Items from an interface collection
:::

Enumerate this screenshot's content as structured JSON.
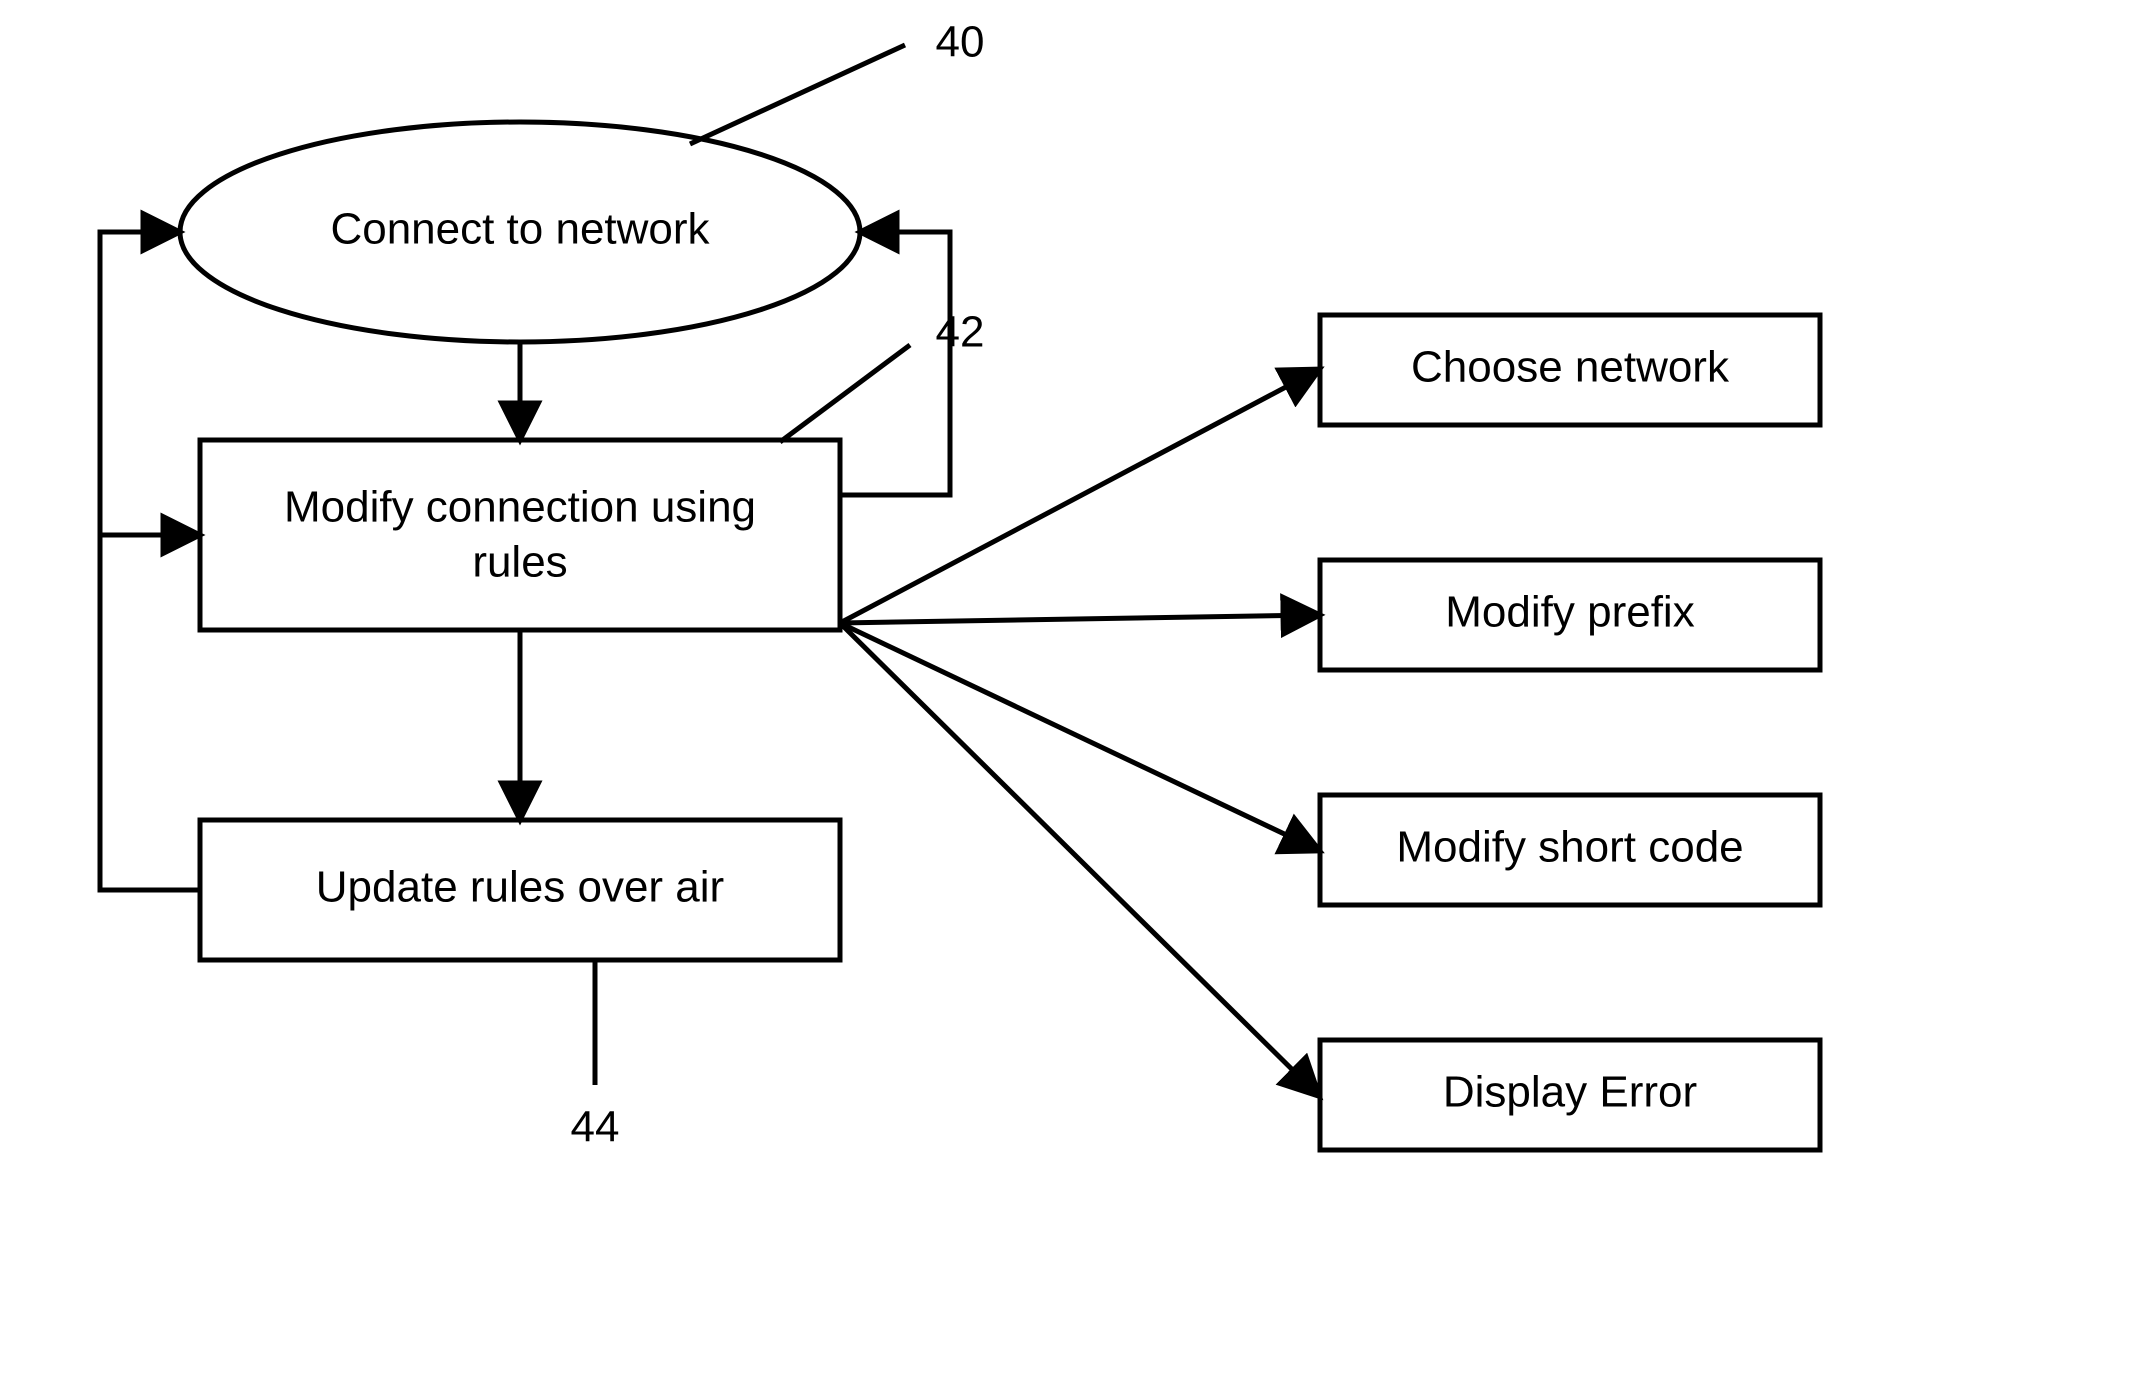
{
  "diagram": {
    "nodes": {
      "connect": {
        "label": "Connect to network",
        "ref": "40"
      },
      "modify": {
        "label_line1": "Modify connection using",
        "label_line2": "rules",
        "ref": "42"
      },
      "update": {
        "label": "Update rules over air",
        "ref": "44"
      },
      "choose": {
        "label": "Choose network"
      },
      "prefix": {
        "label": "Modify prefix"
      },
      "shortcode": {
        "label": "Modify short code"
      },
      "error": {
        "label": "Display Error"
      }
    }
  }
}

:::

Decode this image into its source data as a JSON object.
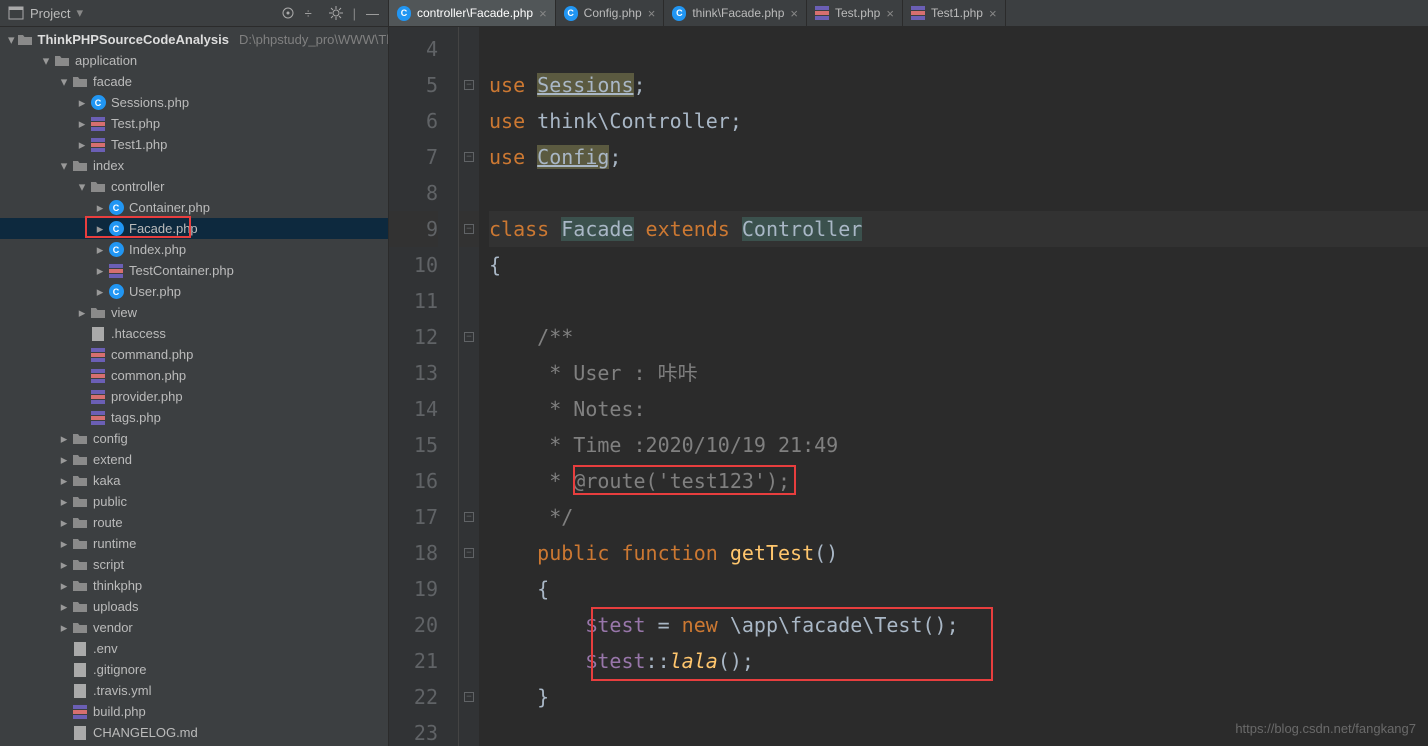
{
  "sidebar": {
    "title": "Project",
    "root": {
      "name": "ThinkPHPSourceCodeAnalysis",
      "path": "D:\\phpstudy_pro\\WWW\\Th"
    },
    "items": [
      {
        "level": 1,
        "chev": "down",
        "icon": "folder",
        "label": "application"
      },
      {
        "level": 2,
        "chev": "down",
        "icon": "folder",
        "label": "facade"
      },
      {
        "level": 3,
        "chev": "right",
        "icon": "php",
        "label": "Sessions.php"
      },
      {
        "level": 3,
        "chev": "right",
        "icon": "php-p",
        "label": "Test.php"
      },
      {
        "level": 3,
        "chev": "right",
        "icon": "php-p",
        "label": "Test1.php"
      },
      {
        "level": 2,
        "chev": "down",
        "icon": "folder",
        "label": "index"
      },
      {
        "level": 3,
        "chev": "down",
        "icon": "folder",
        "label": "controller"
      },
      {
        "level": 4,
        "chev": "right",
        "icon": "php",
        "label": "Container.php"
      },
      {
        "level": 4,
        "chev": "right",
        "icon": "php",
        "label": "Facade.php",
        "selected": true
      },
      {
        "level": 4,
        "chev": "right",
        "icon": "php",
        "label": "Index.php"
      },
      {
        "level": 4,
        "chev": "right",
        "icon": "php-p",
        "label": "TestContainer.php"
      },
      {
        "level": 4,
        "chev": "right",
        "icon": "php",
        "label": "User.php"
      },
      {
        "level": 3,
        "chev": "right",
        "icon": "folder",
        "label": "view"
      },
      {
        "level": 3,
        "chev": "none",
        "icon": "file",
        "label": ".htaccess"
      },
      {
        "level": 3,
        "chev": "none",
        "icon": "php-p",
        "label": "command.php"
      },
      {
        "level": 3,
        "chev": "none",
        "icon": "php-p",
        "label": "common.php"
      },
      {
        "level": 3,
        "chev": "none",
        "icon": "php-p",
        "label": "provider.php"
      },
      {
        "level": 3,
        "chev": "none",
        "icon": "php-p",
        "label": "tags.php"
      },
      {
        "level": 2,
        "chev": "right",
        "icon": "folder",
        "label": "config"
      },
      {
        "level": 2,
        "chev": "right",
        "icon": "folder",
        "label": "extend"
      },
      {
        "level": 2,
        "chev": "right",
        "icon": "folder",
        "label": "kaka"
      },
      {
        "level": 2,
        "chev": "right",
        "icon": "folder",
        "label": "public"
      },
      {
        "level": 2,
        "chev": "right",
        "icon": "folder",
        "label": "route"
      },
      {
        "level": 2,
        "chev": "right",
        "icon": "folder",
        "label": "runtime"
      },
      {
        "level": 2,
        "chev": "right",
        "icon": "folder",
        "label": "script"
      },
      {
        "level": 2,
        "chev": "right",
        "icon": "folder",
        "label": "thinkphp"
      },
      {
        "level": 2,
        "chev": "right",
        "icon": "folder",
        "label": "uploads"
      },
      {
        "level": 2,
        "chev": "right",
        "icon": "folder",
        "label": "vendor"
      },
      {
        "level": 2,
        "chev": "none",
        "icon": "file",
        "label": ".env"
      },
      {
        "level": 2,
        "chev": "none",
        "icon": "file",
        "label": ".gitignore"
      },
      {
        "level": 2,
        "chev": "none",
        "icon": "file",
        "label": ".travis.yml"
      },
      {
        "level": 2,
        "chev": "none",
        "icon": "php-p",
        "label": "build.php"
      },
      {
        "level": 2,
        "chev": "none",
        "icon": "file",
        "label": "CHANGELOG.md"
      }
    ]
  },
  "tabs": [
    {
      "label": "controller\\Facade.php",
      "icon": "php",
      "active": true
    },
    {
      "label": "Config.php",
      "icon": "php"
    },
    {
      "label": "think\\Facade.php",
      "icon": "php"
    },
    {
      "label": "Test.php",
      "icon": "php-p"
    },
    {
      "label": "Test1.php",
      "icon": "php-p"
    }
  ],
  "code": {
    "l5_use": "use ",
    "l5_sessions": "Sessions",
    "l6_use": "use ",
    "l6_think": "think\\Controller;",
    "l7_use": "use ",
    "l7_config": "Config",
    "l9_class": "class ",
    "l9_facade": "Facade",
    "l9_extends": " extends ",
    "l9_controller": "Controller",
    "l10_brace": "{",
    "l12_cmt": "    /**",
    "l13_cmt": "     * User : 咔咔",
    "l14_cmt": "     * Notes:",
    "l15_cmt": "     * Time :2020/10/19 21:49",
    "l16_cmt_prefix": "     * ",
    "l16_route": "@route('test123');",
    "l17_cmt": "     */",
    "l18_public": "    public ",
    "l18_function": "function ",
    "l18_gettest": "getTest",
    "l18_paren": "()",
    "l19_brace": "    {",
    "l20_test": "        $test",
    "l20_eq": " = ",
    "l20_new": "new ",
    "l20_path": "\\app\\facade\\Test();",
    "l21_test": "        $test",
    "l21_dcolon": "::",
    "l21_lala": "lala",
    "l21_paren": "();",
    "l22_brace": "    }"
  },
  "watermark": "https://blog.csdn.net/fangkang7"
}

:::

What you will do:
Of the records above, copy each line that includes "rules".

Written answer:
        "label_line2": "rules",
        "label": "Update rules over air",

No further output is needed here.